E-mail? The French beg to differ

France puts its foot down on English tech-speak, banning the use of the word "e-mail" in all official correspondence in favor of a more homegrown term.

Jo Best Special to CNET News.com
The latest Anglicism to fall out of favor in France is the word "e-mail," now banned from use by government employees.

The word "e-mail" can now no longer be used in French official communication, including documents, memos, the internet and even e-mails themselves.

The General Commission on Terminology and Neology, part of the French Culture Ministry and affiliated to the Academie Francaise--which outlawed the word "Walkman" in favor of "baladeur" some years ago--prefers the French alternative "courriel."

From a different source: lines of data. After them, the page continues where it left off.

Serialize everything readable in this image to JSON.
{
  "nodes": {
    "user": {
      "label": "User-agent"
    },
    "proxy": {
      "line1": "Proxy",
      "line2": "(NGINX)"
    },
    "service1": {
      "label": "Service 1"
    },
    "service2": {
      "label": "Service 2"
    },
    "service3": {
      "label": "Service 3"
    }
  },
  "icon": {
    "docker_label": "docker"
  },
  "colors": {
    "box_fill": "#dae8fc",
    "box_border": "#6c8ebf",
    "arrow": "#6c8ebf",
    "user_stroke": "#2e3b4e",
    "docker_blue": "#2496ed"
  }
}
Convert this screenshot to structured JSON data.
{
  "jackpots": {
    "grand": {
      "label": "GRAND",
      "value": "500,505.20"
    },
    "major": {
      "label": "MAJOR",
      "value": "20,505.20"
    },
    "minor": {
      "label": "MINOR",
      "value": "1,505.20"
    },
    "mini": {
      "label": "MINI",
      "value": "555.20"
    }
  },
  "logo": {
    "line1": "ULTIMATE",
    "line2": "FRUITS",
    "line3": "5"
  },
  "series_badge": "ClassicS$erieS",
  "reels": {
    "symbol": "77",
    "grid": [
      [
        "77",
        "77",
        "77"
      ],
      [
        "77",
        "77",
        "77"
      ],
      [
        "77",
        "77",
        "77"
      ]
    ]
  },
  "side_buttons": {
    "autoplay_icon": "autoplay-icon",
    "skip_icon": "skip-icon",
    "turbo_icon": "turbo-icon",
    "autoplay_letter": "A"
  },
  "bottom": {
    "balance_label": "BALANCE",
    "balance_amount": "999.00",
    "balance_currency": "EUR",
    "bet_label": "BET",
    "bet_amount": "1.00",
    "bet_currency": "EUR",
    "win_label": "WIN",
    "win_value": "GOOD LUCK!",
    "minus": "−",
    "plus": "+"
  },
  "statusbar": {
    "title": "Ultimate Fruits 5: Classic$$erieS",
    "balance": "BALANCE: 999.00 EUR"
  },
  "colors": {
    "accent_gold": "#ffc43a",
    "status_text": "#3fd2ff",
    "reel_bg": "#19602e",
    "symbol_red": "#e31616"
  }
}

The edict on "courriel," a shortened version of the phrase "courrier electronique," or electronic mail, is not expected to make a lot of difference to the common parlance of French technophiles.

"E-mail" has been in use in Europe for years, and the commission's decision will be largely arbitrary to French speakers, who are particularly fond of slipping the odd English word--"le meeting," "le cash"--into conversation.

The word "courriel" is French Canadian in origin, a French dialect considered a bastardization of the language by traditionalists in France.

Jo Best of Silicon.com reported from London.